TASK BRIEF =
Write out the data that follows. Keep every character unchanged.

DATA LISTING =

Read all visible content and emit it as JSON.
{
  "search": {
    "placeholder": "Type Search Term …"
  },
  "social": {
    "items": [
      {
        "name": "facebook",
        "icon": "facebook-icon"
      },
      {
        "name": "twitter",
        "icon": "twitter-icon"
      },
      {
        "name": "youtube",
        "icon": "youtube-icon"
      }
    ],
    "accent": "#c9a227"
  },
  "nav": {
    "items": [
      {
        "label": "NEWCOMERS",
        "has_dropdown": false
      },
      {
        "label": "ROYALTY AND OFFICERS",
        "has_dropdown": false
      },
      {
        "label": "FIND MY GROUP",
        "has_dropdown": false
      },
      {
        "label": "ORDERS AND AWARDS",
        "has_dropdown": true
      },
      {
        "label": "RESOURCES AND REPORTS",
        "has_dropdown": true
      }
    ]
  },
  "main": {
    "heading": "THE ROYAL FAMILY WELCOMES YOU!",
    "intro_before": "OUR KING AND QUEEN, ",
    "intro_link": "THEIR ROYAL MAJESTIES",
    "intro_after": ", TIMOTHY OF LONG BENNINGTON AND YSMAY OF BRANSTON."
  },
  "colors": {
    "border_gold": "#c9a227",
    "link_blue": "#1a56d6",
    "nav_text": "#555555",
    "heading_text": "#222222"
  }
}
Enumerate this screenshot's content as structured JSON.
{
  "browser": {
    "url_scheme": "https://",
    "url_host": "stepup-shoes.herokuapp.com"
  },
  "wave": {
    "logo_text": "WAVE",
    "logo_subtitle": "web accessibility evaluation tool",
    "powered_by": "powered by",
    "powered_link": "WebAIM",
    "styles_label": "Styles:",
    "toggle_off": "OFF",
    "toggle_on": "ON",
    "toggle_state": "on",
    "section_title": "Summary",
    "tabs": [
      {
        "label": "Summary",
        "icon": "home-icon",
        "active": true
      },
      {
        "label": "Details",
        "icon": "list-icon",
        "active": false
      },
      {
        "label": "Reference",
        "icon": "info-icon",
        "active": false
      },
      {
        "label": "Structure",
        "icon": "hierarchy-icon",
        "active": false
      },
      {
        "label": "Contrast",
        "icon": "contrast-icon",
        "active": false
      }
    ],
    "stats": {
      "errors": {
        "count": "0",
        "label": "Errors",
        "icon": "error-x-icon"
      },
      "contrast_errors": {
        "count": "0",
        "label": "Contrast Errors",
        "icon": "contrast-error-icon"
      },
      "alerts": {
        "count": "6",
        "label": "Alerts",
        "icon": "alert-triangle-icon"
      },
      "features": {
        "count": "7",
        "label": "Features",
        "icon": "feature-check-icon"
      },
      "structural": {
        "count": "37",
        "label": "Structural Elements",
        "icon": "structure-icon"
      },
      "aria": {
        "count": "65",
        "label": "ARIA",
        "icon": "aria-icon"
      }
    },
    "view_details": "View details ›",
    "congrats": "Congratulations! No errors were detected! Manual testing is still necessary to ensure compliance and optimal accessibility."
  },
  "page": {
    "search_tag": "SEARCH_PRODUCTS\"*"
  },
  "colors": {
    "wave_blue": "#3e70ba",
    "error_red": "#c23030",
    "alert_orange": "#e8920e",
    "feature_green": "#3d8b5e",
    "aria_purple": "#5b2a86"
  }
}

WRITTEN RESPONSE =
Read all visible content and emit it as JSON.
{
  "search": {
    "placeholder": "Type Search Term …"
  },
  "social": {
    "items": [
      {
        "name": "facebook",
        "icon": "facebook-icon"
      },
      {
        "name": "twitter",
        "icon": "twitter-icon"
      },
      {
        "name": "youtube",
        "icon": "youtube-icon"
      }
    ],
    "accent": "#c9a227"
  },
  "nav": {
    "items": [
      {
        "label": "NEWCOMERS",
        "has_dropdown": false
      },
      {
        "label": "ROYALTY AND OFFICERS",
        "has_dropdown": false
      },
      {
        "label": "FIND MY GROUP",
        "has_dropdown": false
      },
      {
        "label": "ORDERS AND AWARDS",
        "has_dropdown": true
      },
      {
        "label": "RESOURCES AND REPORTS",
        "has_dropdown": true
      }
    ]
  },
  "main": {
    "heading": "THE ROYAL FAMILY WELCOMES YOU!",
    "intro_before": "OUR KING AND QUEEN, ",
    "intro_link": "THEIR ROYAL MAJESTIES",
    "intro_after": ", TIMOTHY OF LONG BENNINGTON AND YSMAY OF BRANSTON."
  },
  "colors": {
    "border_gold": "#c9a227",
    "link_blue": "#1a56d6",
    "nav_text": "#555555",
    "heading_text": "#222222"
  }
}
Enumerate this screenshot's content as structured JSON.
{
  "browser": {
    "url_scheme": "https://",
    "url_host": "stepup-shoes.herokuapp.com"
  },
  "wave": {
    "logo_text": "WAVE",
    "logo_subtitle": "web accessibility evaluation tool",
    "powered_by": "powered by",
    "powered_link": "WebAIM",
    "styles_label": "Styles:",
    "toggle_off": "OFF",
    "toggle_on": "ON",
    "toggle_state": "on",
    "section_title": "Summary",
    "tabs": [
      {
        "label": "Summary",
        "icon": "home-icon",
        "active": true
      },
      {
        "label": "Details",
        "icon": "list-icon",
        "active": false
      },
      {
        "label": "Reference",
        "icon": "info-icon",
        "active": false
      },
      {
        "label": "Structure",
        "icon": "hierarchy-icon",
        "active": false
      },
      {
        "label": "Contrast",
        "icon": "contrast-icon",
        "active": false
      }
    ],
    "stats": {
      "errors": {
        "count": "0",
        "label": "Errors",
        "icon": "error-x-icon"
      },
      "contrast_errors": {
        "count": "0",
        "label": "Contrast Errors",
        "icon": "contrast-error-icon"
      },
      "alerts": {
        "count": "6",
        "label": "Alerts",
        "icon": "alert-triangle-icon"
      },
      "features": {
        "count": "7",
        "label": "Features",
        "icon": "feature-check-icon"
      },
      "structural": {
        "count": "37",
        "label": "Structural Elements",
        "icon": "structure-icon"
      },
      "aria": {
        "count": "65",
        "label": "ARIA",
        "icon": "aria-icon"
      }
    },
    "view_details": "View details ›",
    "congrats": "Congratulations! No errors were detected! Manual testing is still necessary to ensure compliance and optimal accessibility."
  },
  "page": {
    "search_tag": "SEARCH_PRODUCTS\"*"
  },
  "colors": {
    "wave_blue": "#3e70ba",
    "error_red": "#c23030",
    "alert_orange": "#e8920e",
    "feature_green": "#3d8b5e",
    "aria_purple": "#5b2a86"
  }
}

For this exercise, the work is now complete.